Euro 2012 Venues

Poland and Ukraine will be new ground for many fans when Euro 2012 begins. With four venues in each country, 15 games to be hosted in Poland and 16, including the final, to be held in Ukraine. Of the eight stadiums six will be brand new stadia, with the remaining two undergoing major renovation. The lowest capacity stadium will be in Lviv, Ukraine (the stadium is yet to be named) and will hold 33,500 fans, according to plans. The Polish stadiums will be much closer to each other than their Ukrainian counterparts, but this is expected considering the contrasting sizes of the countries. The stadiums are in the cities Gdansk, Poznan, Wroclaw and Warsaw in Poland and Lviv, Kiev, Kharkiv and Donetsk in the Ukraine. Of these eight cities, only Donetsk and Kharkiv are not considered popular tourist destinations. Travelling fans will be happy to know rail systems around all host cities are set to be improved too.

The original plans show Groups A and C will play their games in Poland, whilst groups B and D will be in the Ukraine, with the cities coupled together due to proximity for each group. As such, Warsaw and Wroclaw will host all six Group A games, Lviv and Kiev for Group B, Gdansk and Poznan Group C and Kharkiv and Donetsk Group D. This may change if problems persist for two of the stadiums in construction, where in the worst case scenario the venues will go down from eight to six, although that is not likely to be necessary.

The two cities best known to those who have never visited either country would be Warsaw and Kiev, and fans will be happy if they spend the majority of their time in either of those places, with the later games held in these cities.

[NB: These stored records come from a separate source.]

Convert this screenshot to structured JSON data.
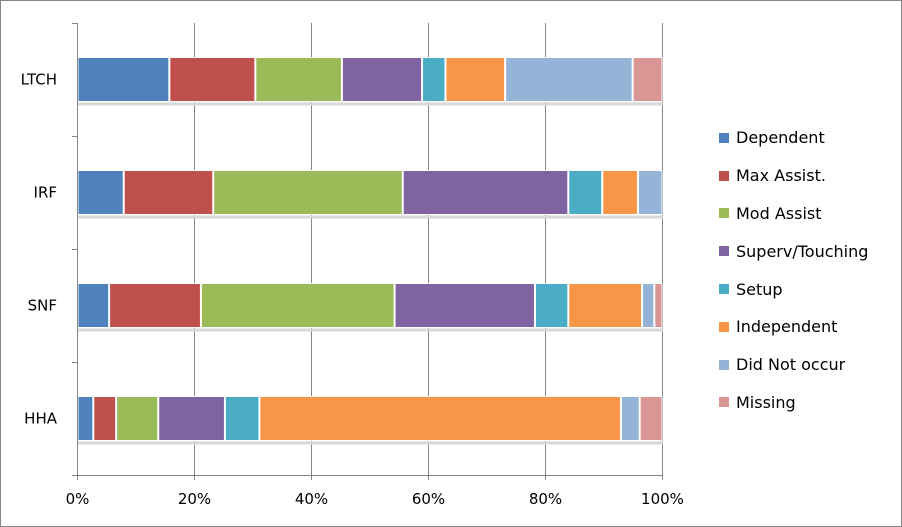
{
  "chart_data": {
    "type": "bar",
    "orientation": "horizontal",
    "stacked": "percent",
    "title": "",
    "xlabel": "",
    "ylabel": "",
    "xlim": [
      0,
      100
    ],
    "x_ticks": [
      "0%",
      "20%",
      "40%",
      "60%",
      "80%",
      "100%"
    ],
    "grid": "vertical major gridlines",
    "legend_position": "right",
    "categories": [
      "LTCH",
      "IRF",
      "SNF",
      "HHA"
    ],
    "series": [
      {
        "name": "Dependent",
        "color": "#4F81BD",
        "values": [
          15.7,
          7.9,
          5.4,
          2.7
        ]
      },
      {
        "name": "Max Assist.",
        "color": "#C0504D",
        "values": [
          14.7,
          15.3,
          15.7,
          3.9
        ]
      },
      {
        "name": "Mod Assist",
        "color": "#9BBB59",
        "values": [
          14.8,
          32.4,
          33.1,
          7.2
        ]
      },
      {
        "name": "Superv/Touching",
        "color": "#8064A2",
        "values": [
          13.7,
          28.3,
          24.0,
          11.4
        ]
      },
      {
        "name": "Setup",
        "color": "#4BACC6",
        "values": [
          4.0,
          5.8,
          5.7,
          5.9
        ]
      },
      {
        "name": "Independent",
        "color": "#F79646",
        "values": [
          10.2,
          6.1,
          12.6,
          61.8
        ]
      },
      {
        "name": "Did Not occur",
        "color": "#95B3D7",
        "values": [
          21.8,
          4.2,
          2.1,
          3.2
        ]
      },
      {
        "name": "Missing",
        "color": "#D99694",
        "values": [
          5.1,
          0.0,
          1.4,
          3.9
        ]
      }
    ]
  }
}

Warsaw is the largest city and capital of Poland, and the 9th largest city in the European Union in terms of population. Warsaw is also known as the “phoenix city”, as it recovered from extensive damage during World War II (during which 80% of its buildings were destroyed), being rebuilt with the effort of Polish citizens. The city itself will host three group matches, including the opening match, a quarter-final and semi-final. The “National Stadium” has a capacity of 53,224. Average sunlight hours is at a high in Poland in June at 8.1 hours per day, whilst July in considered the warmest month.

Kiev (or Kyiv) will host the final in its newly built stadium “Olympic Stadium” (also known as the Olimpiysky National Sports Complex) with a capacity of 69,004, the largest of the tournament. It has an extensive transport system, St. Michael’s Golden Domed Cathedral and characterised as a green city with botanical gardens and various large and small parks.  Average sunlight hours are at a high in Ukraine in July at 9.3 hours per day, and the same month is considered the hottest.

Each stadiums capacity:


  • Warsaw – 53,224
  • Wroclaw – 40,610
  • Poznan – 42,004
  • Gdansk – 40,818


  • Kiev – 69,004
  • Lviv – 33,788
  • Kharkiv – 38,633
  • Donetsk – 51,504